These problems are, of course, fixable someone may fix it.
Bonus points for whoever fixes the problems and submits a pull request. All the info you need is in this discussion thread.
(edit: I can already see some pull requests on this)
I will incorporate all fixes and address all issues raised in the next few days.
I think that instead of the strlen pull request you accepted, you should use getname/strncpy_from_user like the open() syscall does instead of strlen+memcpy.
Also, while you're here, could you explain what is the purpose of disabling memory write protection? Is it to allow writing to the syscall table? You seem to enable writing in the page table for the syscall table before writing, but never disable it. Could it be that you forgot to flush the translation lookaside buffer (TLB) after updating the pagetable and the change you did does not take effect soon enough? I don't know how you flush TLB's in Linux but the Intel manuals tell you to do so after updating the page table.
It's fun to see that there were so many people interested in this, although it's not much more than a joke. I guess part of the interest stems from the fact that it's a small kernel module with so little code that it's easy to grok.

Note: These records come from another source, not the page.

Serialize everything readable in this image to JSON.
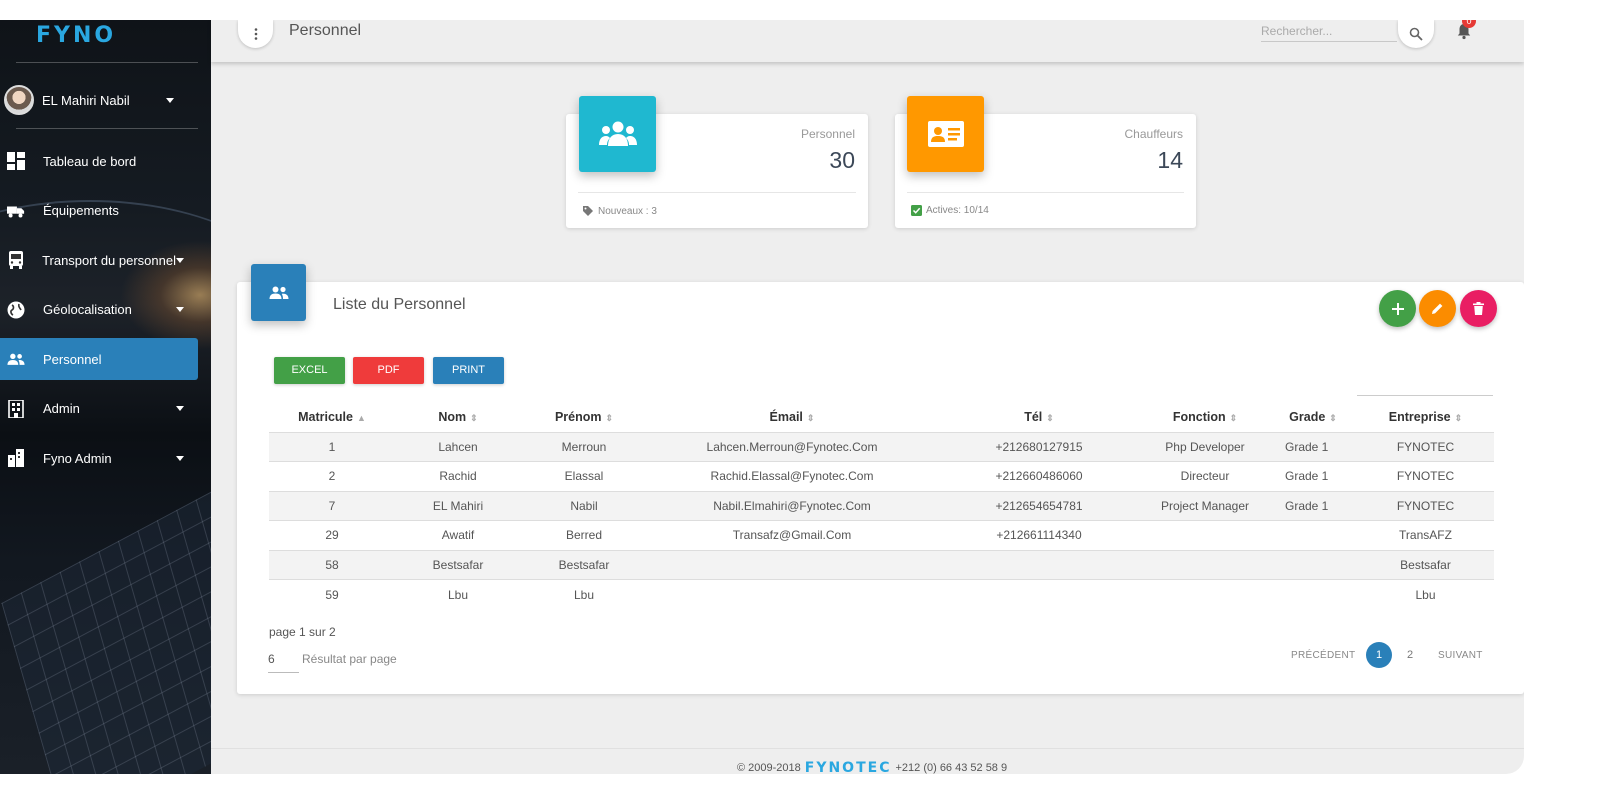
{
  "app": {
    "logo_text": "FYNO",
    "page_title": "Personnel"
  },
  "user": {
    "name": "EL Mahiri Nabil"
  },
  "sidebar": {
    "items": [
      {
        "label": "Tableau de bord",
        "icon": "dashboard-icon",
        "has_caret": false,
        "active": false
      },
      {
        "label": "Équipements",
        "icon": "truck-icon",
        "has_caret": false,
        "active": false
      },
      {
        "label": "Transport du personnel",
        "icon": "bus-icon",
        "has_caret": true,
        "active": false
      },
      {
        "label": "Géolocalisation",
        "icon": "globe-icon",
        "has_caret": true,
        "active": false
      },
      {
        "label": "Personnel",
        "icon": "people-icon",
        "has_caret": false,
        "active": true
      },
      {
        "label": "Admin",
        "icon": "building-icon",
        "has_caret": true,
        "active": false
      },
      {
        "label": "Fyno Admin",
        "icon": "city-icon",
        "has_caret": true,
        "active": false
      }
    ]
  },
  "topbar": {
    "search_placeholder": "Rechercher...",
    "notifications": "0"
  },
  "stats": {
    "personnel": {
      "label": "Personnel",
      "value": "30",
      "footer": "Nouveaux : 3",
      "color": "#1fb8d0"
    },
    "chauffeurs": {
      "label": "Chauffeurs",
      "value": "14",
      "footer": "Actives: 10/14",
      "color": "#ff9800"
    }
  },
  "list": {
    "title": "Liste du Personnel",
    "buttons": {
      "excel": "EXCEL",
      "pdf": "PDF",
      "print": "PRINT"
    },
    "columns": [
      "Matricule",
      "Nom",
      "Prénom",
      "Émail",
      "Tél",
      "Fonction",
      "Grade",
      "Entreprise"
    ],
    "rows": [
      [
        "1",
        "Lahcen",
        "Merroun",
        "Lahcen.Merroun@Fynotec.Com",
        "+212680127915",
        "Php Developer",
        "Grade 1",
        "FYNOTEC"
      ],
      [
        "2",
        "Rachid",
        "Elassal",
        "Rachid.Elassal@Fynotec.Com",
        "+212660486060",
        "Directeur",
        "Grade 1",
        "FYNOTEC"
      ],
      [
        "7",
        "EL Mahiri",
        "Nabil",
        "Nabil.Elmahiri@Fynotec.Com",
        "+212654654781",
        "Project Manager",
        "Grade 1",
        "FYNOTEC"
      ],
      [
        "29",
        "Awatif",
        "Berred",
        "Transafz@Gmail.Com",
        "+212661114340",
        "",
        "",
        "TransAFZ"
      ],
      [
        "58",
        "Bestsafar",
        "Bestsafar",
        "",
        "",
        "",
        "",
        "Bestsafar"
      ],
      [
        "59",
        "Lbu",
        "Lbu",
        "",
        "",
        "",
        "",
        "Lbu"
      ]
    ],
    "page_info": "page 1 sur 2",
    "per_page_value": "6",
    "per_page_label": "Résultat par page",
    "pagination": {
      "prev": "PRÉCÉDENT",
      "pages": [
        "1",
        "2"
      ],
      "current": "1",
      "next": "SUIVANT"
    }
  },
  "footer": {
    "copyright": "© 2009-2018",
    "brand": "FYNOTEC",
    "phone": "+212 (0) 66 43 52 58 9"
  },
  "colors": {
    "primary": "#2a80b9",
    "success": "#43a047",
    "warning": "#fb8c00",
    "danger": "#e91e63",
    "excel": "#43a047",
    "pdf": "#ef3b3b",
    "print": "#2a80b9"
  }
}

For a joke weekend project that you never intended anyone to see / use seriously? Sorry, no. I would never waste time making something secure that I did for funzies that I'll likely never touch again. If I happen to come across or realize a security issue as I'm writing it I might make a comment there in the source or in the README. Otherwise, that's time spent I could have been making my real projects better and more secure.
This is a very bad idea as path is user-supplied and has to be treated as malicious.
An attacker can omit the string-terminator...
So your assumption on omitting the null terminator is wrong, BUT there's another flaw in this. The length of the string can be less than four bytes. By allocating the string in a nice page boundary this can be used to cause a memory protection fault.
The PATH_MAX guarantees that the string copy will terminate even if no null character is present.
Now if any routines that call strncpy_from_user assume that it leaves them with a null terminated string there is still a potential for trouble but that does not stem from the use of strncpy_from_user.
Check the implementation for do_getname:
And you'll see that it returns -ENAMETOOLONG when the name is >= the buffer allocated, only < len is allowed. (line 133 in the link above).
But the kernel does not call strlen() on the user-supplied string...
Anyone who's using open() can kill the kernel after loading this module.
And if you have that ability, worrying about the security of a module such as this seems, to me, totally and utterly pointless, because you could be inserting a rootkit, or a module that randomly deletes a file every time you press the letter A etc.
So could you explain what you mean please? Why be concerned about security when security is already compromised? How does it being multi-user make a difference?
Suppose your admin is a funny guy and loads this kernel module at April 1st.
I (Jonny non-root user) can no longer listen to my favorite mp3, because the kernel module changes the path all the time.
The admin loughs and has fun.
But then later I call open() with some fancy arguments and take over the whole machine (or at least crash it). This is the part where I lough.
is a absolute no-go.
It's a nice and funny kernel module but it dooms the kernel's security.
What this means is that the kernel can no longer see if a user is writing to a read-only location, which is a major part of memory protection. It has major security implications. I don't know whether other parts of the kernel enable or disable this at context switches or at other times.
What this also means is that this kernel module will only work on x86 CPU's. So no rickrolling you ARM boxes or smartphones.
No, disabling WP in CR0 is only relevant for privileged code. Writes to write protected pages in user mode will still trap. It might mess up some in-kernel COW stuff though.
There are some stddef.h which cast it to a void*, but technically that's just a compatibility hack. See http://c-faq.com/null/macro.html http://c-faq.com/null/safermacs.html http://c-faq.com/null/nullor0.html http://c-faq.com/null/long0.html
2. Using FUSE you would have to guaranty that your fs overlaps all other mounted filesystems.
You might even have several libc's in your system. You might have a uClibc + Busybox based initrd and a full glibc based root system.
Btw. how does LD_PRELOAD act together static binaries?
So an app calls the open() function. This results in an unresolved symbol which the run-time linker matches up with the open() exported by glibc. glibc then does the open() syscall.
If libc implements it, then it is by definition in section 3.
EDIT: (signing out of this sub-thread)
Have you ever called a system call by hand using assembly?
Have you ever looked at glibc's source?
Habe you ever looked at the kernel's close() syscall?